-Ron and Sue Yarab, Arnold School Alumni
“By decreasing disability, we can reduce the cost and toll that more traditional treatments entail—making a major impact on public health,” says Ron, who predicts that knee replacement could be obsolete in the not-so-distant future. “Stem cells have also shown antiaging and regenerative properties, which is an important consideration as the older adult population grows.” Ron had his own stem cell treatment for a torn meniscus last year and went from procedure to triathlon in just a few months.
Innovative thinking and the willingness to take calculated risks are mindsets that the Yarabs recommend to current and prospective exercise science students as well as alumni. “Find that niche market that you can cultivate and grow,” says Ron. “At the same time, you have to be willing to continue changing to keep up with new research and stay motivated. If you’re going to do something, be the best at it.”
“You really have to love it,” adds Sue. “So pick something you really enjoy.”
It’s that love for their discipline and the value they place on its advances that led the Yarabs to stay connected with the Arnold School and the exercise science department. In addition to serving as guest lecturers on health professions, their $25,000 gift helped establish The Torchbearers Society Endowment Fund in 2012, which helps support student scholarships and fellowships, faculty professorships and stipends and provides general support for the Department of Exercise Science.
“We consider it paying it forward,” says Sue of their own hard work to earn their degrees—which they pieced together through scholarships and part-time jobs. “We really like to give back however we can with whatever they need,” adds Ron.
Another benefit of staying in touch is that they stay updated on the department’s latest research. “Their research mirrors what we do, and we apply this research in our practice,” Ron says. “It helps us get the most out of what we can do for our patients.”

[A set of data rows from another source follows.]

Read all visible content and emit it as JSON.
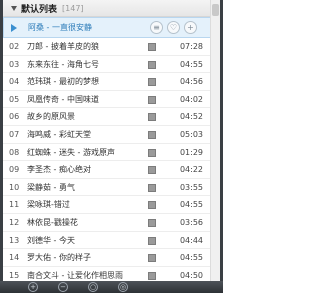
{
  "playlist": {
    "title": "默认列表",
    "count": "[147]"
  },
  "songs": [
    {
      "num": "",
      "title": "阿桑 - 一直很安静",
      "duration": ""
    },
    {
      "num": "02",
      "title": "刀郎 - 披着羊皮的狼",
      "duration": "07:28"
    },
    {
      "num": "03",
      "title": "东来东往 - 海角七号",
      "duration": "04:55"
    },
    {
      "num": "04",
      "title": "范玮琪 - 最初的梦想",
      "duration": "04:56"
    },
    {
      "num": "05",
      "title": "凤凰传奇 - 中国味道",
      "duration": "04:02"
    },
    {
      "num": "06",
      "title": "故乡的原风景",
      "duration": "04:52"
    },
    {
      "num": "07",
      "title": "海鸣威 - 彩虹天堂",
      "duration": "05:03"
    },
    {
      "num": "08",
      "title": "红蜘蛛 - 迷失 - 游戏原声",
      "duration": "01:29"
    },
    {
      "num": "09",
      "title": "李圣杰 - 痴心绝对",
      "duration": "04:22"
    },
    {
      "num": "10",
      "title": "梁静茹 - 勇气",
      "duration": "03:55"
    },
    {
      "num": "11",
      "title": "梁咏琪-错过",
      "duration": "04:55"
    },
    {
      "num": "12",
      "title": "林依昆-戳操花",
      "duration": "03:56"
    },
    {
      "num": "13",
      "title": "刘德华 - 今天",
      "duration": "04:44"
    },
    {
      "num": "14",
      "title": "罗大佑 - 你的样子",
      "duration": "04:55"
    },
    {
      "num": "15",
      "title": "南合文斗 - 让爱化作相思雨",
      "duration": "04:50"
    }
  ],
  "icons": {
    "play": "play-indicator-icon",
    "square": "song-action-square-icon",
    "heart": "heart-icon",
    "add": "add-icon"
  },
  "colors": {
    "active_row": "#e4f1fb",
    "active_text": "#2a7ab8",
    "dark_frame": "#3a3f44"
  }
}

It’s a relationship built on mutual respect and admiration that began more than 30 years ago and continues to grow.